EIR: “public authorities” definition (Fish Legal v The Information Commissioner United Utilities, Yorkshire Water and Southern Water  EUECJ C-279/12)
An EU Advocate General gave his opinion on how to determine who is a public authority under the EIR in response to questions from the UT to the ECJ on how to decide if a natural or legal person falls within the meaning of “public authority”.
CASE LAW: PERSONAL AND PAY DATA
There have been several cases relating to the disclosure of personal or pay data this quarter:
Employee payscale information was not personal data (South Lanarkshire Council v The Scottish Information Commissioner  UKSC 55)
The Supreme Court upheld the decision of the Scottish Information Commissioner that information on the number of its employees in a particular post at a particular point on the council’s pay scales did not breach the DPA and should be provided to the applicant.
Job title held by more than one official can still be personal data (London Borough of Barnet v Information Commissioner and another (EA/2012/0261))
Referring to South Lanarkshire Council v The Scottish Information Commissioner, the Information Tribunal ruled that disclosing details of a job title held by more than one local authority official could constitute processing personal data.
Management pay information not “held by” public body where management employed by private service company (Hackett v Information Commissioner (EA/2012/0265))
The Information Tribunal held that an education charity did not hold information on the employment packages of its senior management team where that team was employed by a third party private company.
GMC complaint information was personal data (A v Information Commissioner and others, EA/2013/0014)
The Information Tribunal ruled that information concerning the General Medical Council’s handling of a complaint against a doctor was exempt from disclosure as it was personal data under section 40(2) of FOIA and that the GMC was entitled to issue a “neither confirm nor deny” response to the information requested.
Personal data in Building Regulations application was not exempt (Henderson v Information Commissioner (EA/2013/0055))
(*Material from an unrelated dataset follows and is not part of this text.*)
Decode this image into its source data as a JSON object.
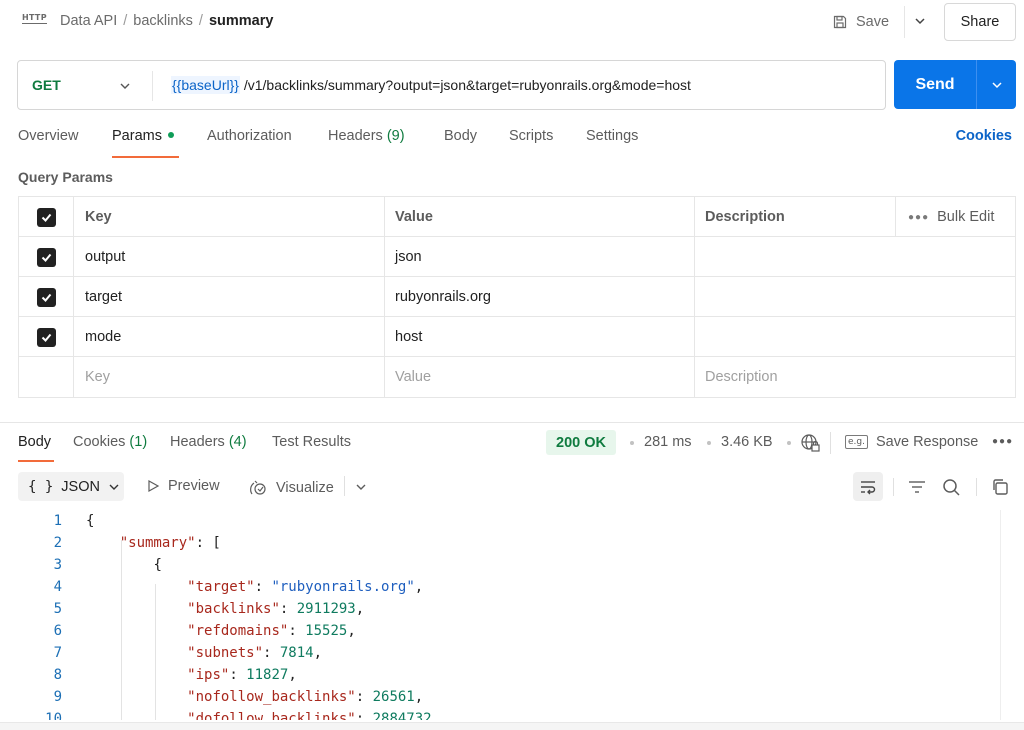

The Information Tribunal held that full details of a Building Regulations application was personal data; but disclosing this information would not contravene the first data protection principle set out in Schedule 1 to the Data Protection Act 1998 (DPA). Therefore, the exemption set out in section 40(2) of FOIA did not apply and the information was ordered to be disclosed, although the Information Tribunal was keen to highlight that this decision should not set a general precedent in respect of requests for information about Building Regulation applications.
Payment during, but not reasons for, sick leave must be disclosed (Innes v Information Commissioner (EA/2013/0044))
The Information Tribunal ruled that the reasons for a headteacher’s long-term sickness absence from his school did not have to be disclosed under FOIA as they constituted personal data, but whether the headteacher was being paid a salary during his absence must be disclosed.
Number of hours and overtime information was personal data (Yiannis Voyias v Information Commissioner (EA/2013/0003))
The Information Tribunal held that the London Borough of Camden was correct to refuse to disclose the number of hours its employees worked and how much overtime they were paid as, taken together with other information which was disclosed, to do so would infringe their rights under the DPA.
2 thoughts on “Freedom of information law quarterly digest (July – September 2013)”
Have you seen the interesting ICO decision notice issued on 16 July 2013 re the Elephant & Castle regeneration project (see http://www.ico.org.uk/~/media/documents/decisionnotices/2013/fer_0461281.ashx) and do you have any comments on it? (I don’t seem to be able to see a reference to it anywhere on your website.)
We noted this decision, but decided not to write an update about it. The decision illustrates that the ICO may well find that the public interest overrides the confidentiality exception in cases involving large public projects that will affect many people.